Drive Extender is different. Say you have 4x Hard drives in your Windows Home Server and 2x drives failed. You can either send those drives in to a data recovery agency, or you can take out the 2x working drives and read the data on them still. In the next post I will explain this a little more in depth…and remind everyone again why I have grown to dislike Seagate.
Ultimately Drive Extender won this round over RAID for me…
OK where can I get it?
If you want some fun, walk into an Incredible Connection or PC store and ask if they sell Windows Home Server…the reaction will be like you have walked in and spoken Klingon to them. Another reaction is that they “make” like they know what you talking about and then try and bullshit their way out of it…sad but true…
The only way to get it, is to either import it (Ebay, Amazon) or contact a large vendor like Axis or Workgroup and ask if they will sell it to you. This is really a pity as Microsoft South Africa had an awesome product that they could have moved to SME’s but missed the opportunity. I ended getting it from DataCentrix who sold it to me for R999,99 ex VAT. Not bad considering it was less than the cost of Windows 7 Ultimate edition and it came with 10 CAL’s….
If you want to “try before you buy” then I suggest you hurry and head over to http://www.microsoft.com/windows/products/winfamily/windowshomeserver/eval.mspx where you can download a 30 day fully functioning version to play around with.
Why not Linux?
Well at the stage that I purchased it I want not running Linux on my home desktop PC, I was running Windows XP. Also although there is a “WHS Linux Alternative” called Amahi, it was not at the stage of development where I was comfortable to trust all my family photos with it, also it did not have an alternate to Drive Extender at that stage.

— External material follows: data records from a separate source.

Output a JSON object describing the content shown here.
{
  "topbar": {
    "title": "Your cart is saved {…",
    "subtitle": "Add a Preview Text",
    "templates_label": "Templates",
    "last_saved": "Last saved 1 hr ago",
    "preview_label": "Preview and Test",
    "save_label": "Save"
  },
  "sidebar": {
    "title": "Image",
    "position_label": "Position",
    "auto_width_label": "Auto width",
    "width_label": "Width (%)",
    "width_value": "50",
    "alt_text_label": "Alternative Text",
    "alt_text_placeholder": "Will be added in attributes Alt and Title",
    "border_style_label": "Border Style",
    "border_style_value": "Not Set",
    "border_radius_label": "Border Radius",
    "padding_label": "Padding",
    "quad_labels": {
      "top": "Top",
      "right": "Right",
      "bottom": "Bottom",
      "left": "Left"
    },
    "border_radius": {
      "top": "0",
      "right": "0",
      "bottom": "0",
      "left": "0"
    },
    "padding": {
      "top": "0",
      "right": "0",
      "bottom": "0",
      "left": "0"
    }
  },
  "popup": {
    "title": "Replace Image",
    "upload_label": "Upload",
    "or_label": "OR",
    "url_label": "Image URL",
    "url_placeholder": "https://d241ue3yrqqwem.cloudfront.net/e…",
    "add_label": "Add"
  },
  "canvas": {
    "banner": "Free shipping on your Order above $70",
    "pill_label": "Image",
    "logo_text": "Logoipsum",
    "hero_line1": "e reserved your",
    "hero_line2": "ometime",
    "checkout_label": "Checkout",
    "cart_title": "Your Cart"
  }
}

For those of you interested in Drive Extender for Linux, check out Greyhole.net for an alternative (I have not personally tried it yet) – YMMV.
OK so why did you tell me this whole story?
You see when I lost drives in my original home server I still had the WHS license available to use. I had paid for it, knew how to use it, so I decided to load Windows Home Server on the HP Microserver.
The next bit is a tip for EXISTING WHS owners who find themselves in the same position as myself. If you own a legit license for WHS and you are in the same situation as me that you need to reinstall the server, I highly suggest you look at downloading the “X:\Files” Windows Home Server DVD from Breaking Home Server. What this dude has done is take a WHS Setup DVD, slipstreamed PowerPack 3 (this is what the Service Packs are called in WHS) as well as a whole bunch of add-ins that are scripted to install easily. He also provides the ability to increase the size of C drive when setting the server up – by default Microsoft sets the size to 20Gb (I prefer at least 80Gb). It still asks you for your licence etc, so this is not warez in case you are wondering…but merely an awesome tool to setup your server fast with minimal effort.
In the next post I will explain why I love Drive Extender…